Picking the wrong variety of grapes (or any fruit tree) not suited to the local minimum temperatures is a practical guarantee for disappointment. There are nuances, such as length of growing season, etc that will alter results of varieties technically rated for a certain climate zone, but generally it is winter kill or winter hardiness that governs success or failure in horticulture. Beta and Valiant are known as the hardiest improved grape varieties, originating in breeding programs in Minnesota and North Dakota if memory serves, selected crosses with wild North American grapes.
It might be that if wild grapes won't survive in your area, neither will the cultivars. Wild grapes are a bit of an exotic here, found in river valleys in the south, although with the global warming of recent decades, perhaps local vegetation is no longer a reliable indication.
At least start with reliable stock. Both those varieties are old and common horticulture stock, widely available here for about $10. Once established they are easily propagated from dormant stem cuttings.
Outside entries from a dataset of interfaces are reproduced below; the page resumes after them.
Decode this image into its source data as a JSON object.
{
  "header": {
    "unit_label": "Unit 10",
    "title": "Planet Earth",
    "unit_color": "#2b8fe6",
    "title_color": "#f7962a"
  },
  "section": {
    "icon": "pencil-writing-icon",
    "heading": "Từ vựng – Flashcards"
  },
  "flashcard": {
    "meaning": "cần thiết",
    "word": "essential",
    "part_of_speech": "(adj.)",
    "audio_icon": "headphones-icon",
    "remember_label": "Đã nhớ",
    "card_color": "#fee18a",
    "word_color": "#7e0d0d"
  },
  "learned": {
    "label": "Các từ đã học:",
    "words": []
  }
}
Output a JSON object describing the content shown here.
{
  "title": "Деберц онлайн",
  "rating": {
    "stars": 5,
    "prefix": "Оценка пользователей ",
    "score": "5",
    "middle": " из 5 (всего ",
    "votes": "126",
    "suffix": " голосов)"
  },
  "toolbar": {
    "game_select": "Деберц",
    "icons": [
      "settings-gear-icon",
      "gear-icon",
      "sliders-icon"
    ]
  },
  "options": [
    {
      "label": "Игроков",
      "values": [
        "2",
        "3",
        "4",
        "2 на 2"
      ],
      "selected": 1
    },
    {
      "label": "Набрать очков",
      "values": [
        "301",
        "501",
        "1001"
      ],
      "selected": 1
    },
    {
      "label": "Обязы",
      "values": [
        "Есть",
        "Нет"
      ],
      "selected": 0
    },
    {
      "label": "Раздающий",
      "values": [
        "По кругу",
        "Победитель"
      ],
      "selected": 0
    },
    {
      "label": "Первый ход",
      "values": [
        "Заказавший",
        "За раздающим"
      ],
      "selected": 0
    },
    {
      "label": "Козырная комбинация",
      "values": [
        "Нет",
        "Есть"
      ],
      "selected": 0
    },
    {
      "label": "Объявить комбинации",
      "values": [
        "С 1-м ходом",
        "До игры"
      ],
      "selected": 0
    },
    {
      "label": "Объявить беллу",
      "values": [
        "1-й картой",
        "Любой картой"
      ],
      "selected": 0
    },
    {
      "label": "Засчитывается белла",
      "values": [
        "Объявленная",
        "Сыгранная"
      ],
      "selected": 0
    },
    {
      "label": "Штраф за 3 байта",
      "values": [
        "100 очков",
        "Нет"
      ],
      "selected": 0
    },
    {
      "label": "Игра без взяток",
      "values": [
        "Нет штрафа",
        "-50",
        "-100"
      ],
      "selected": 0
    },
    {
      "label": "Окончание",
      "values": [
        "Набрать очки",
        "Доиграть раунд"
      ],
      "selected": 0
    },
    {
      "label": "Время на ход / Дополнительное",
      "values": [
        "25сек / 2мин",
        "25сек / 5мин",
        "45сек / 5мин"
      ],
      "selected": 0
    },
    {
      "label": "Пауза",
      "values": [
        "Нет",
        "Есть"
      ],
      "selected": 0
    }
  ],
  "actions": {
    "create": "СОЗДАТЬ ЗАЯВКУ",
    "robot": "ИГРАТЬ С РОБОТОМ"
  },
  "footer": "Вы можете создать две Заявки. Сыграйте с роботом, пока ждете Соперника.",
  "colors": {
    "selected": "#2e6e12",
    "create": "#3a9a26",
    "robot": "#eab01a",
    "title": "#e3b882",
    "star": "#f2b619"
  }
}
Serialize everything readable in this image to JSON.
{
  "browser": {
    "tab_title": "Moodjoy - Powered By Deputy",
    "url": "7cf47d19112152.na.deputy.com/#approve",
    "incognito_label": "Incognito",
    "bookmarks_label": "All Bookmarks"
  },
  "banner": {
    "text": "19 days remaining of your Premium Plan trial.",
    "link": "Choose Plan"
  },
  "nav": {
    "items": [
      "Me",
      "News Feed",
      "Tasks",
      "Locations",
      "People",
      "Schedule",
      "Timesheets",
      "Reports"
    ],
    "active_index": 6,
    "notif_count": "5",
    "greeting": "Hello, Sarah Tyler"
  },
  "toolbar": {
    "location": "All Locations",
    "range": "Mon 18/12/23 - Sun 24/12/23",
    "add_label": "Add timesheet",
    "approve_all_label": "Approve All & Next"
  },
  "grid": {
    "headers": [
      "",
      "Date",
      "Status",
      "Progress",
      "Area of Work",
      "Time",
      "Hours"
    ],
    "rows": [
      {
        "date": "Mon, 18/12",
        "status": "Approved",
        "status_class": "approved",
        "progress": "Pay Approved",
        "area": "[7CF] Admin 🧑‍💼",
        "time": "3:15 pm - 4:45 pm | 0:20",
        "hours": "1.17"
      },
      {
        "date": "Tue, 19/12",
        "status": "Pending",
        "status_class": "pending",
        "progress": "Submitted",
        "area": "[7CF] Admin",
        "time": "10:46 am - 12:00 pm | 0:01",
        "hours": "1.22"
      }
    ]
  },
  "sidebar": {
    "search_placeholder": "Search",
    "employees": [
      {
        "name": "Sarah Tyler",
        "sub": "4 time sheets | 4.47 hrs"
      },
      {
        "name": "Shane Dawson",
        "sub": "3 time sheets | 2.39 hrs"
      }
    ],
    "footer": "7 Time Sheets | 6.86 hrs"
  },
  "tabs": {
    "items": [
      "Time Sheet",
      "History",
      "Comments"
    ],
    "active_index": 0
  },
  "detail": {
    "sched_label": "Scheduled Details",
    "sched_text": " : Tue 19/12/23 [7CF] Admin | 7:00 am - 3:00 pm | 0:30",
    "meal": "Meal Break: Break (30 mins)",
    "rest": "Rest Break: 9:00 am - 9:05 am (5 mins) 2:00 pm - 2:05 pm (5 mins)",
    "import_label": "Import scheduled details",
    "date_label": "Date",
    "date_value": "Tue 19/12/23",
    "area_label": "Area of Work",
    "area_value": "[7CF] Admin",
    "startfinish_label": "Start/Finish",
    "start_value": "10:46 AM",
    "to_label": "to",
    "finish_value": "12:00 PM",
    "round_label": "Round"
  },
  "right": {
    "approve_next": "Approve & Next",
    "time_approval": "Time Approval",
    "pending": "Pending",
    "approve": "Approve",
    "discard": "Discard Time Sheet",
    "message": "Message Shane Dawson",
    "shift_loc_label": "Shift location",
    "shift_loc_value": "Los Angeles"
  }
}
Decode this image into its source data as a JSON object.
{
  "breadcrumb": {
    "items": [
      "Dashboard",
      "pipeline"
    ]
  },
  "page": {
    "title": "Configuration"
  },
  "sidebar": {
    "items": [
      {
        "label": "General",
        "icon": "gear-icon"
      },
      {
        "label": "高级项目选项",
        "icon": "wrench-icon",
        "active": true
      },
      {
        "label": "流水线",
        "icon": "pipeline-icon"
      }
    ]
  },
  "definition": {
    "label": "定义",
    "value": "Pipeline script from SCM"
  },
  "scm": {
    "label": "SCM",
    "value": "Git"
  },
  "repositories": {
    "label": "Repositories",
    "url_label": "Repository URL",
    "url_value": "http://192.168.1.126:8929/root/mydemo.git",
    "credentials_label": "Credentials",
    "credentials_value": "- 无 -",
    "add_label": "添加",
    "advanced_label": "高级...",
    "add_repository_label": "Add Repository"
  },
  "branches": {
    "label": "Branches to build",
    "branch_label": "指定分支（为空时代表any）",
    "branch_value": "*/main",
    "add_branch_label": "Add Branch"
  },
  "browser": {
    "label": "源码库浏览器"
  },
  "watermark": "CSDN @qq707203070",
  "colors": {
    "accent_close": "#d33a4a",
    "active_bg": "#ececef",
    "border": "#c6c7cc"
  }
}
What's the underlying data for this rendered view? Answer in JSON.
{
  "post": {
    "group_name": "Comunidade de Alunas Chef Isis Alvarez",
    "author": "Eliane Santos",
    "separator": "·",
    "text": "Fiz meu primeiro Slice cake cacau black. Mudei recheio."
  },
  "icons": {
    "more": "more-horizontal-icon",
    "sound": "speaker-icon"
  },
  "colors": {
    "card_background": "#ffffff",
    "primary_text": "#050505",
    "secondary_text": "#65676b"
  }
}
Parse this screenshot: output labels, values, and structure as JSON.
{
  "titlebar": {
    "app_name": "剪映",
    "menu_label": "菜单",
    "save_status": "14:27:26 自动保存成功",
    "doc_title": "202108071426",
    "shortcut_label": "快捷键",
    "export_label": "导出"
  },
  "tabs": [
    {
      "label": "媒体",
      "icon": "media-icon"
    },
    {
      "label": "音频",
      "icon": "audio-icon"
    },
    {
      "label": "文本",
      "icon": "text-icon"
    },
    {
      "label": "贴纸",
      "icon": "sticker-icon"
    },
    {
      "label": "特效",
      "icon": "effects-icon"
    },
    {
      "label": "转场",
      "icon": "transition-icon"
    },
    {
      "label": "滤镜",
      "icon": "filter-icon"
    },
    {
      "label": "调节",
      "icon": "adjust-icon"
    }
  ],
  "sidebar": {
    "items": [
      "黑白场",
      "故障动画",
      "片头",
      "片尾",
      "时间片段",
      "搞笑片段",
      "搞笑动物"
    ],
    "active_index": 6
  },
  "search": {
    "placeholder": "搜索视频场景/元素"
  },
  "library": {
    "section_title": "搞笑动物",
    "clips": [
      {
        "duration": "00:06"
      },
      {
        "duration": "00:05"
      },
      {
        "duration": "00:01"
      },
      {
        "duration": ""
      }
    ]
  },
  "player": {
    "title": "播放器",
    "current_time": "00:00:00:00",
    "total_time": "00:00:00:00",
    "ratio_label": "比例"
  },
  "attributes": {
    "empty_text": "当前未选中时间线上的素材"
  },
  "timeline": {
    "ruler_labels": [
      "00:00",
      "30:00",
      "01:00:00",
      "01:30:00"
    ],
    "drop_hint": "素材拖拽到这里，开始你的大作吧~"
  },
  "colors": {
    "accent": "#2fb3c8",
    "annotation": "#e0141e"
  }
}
I have a feeling from observing your videos that grapes should be possible in your area, especially with the milder winter temperatures. I'm not as certain that there is enough summer heat for them to reliably bear fruit, but it's a cheap experiment, and grapes grow quickly.
Even without the grapes you would have leaves to eat or pickle..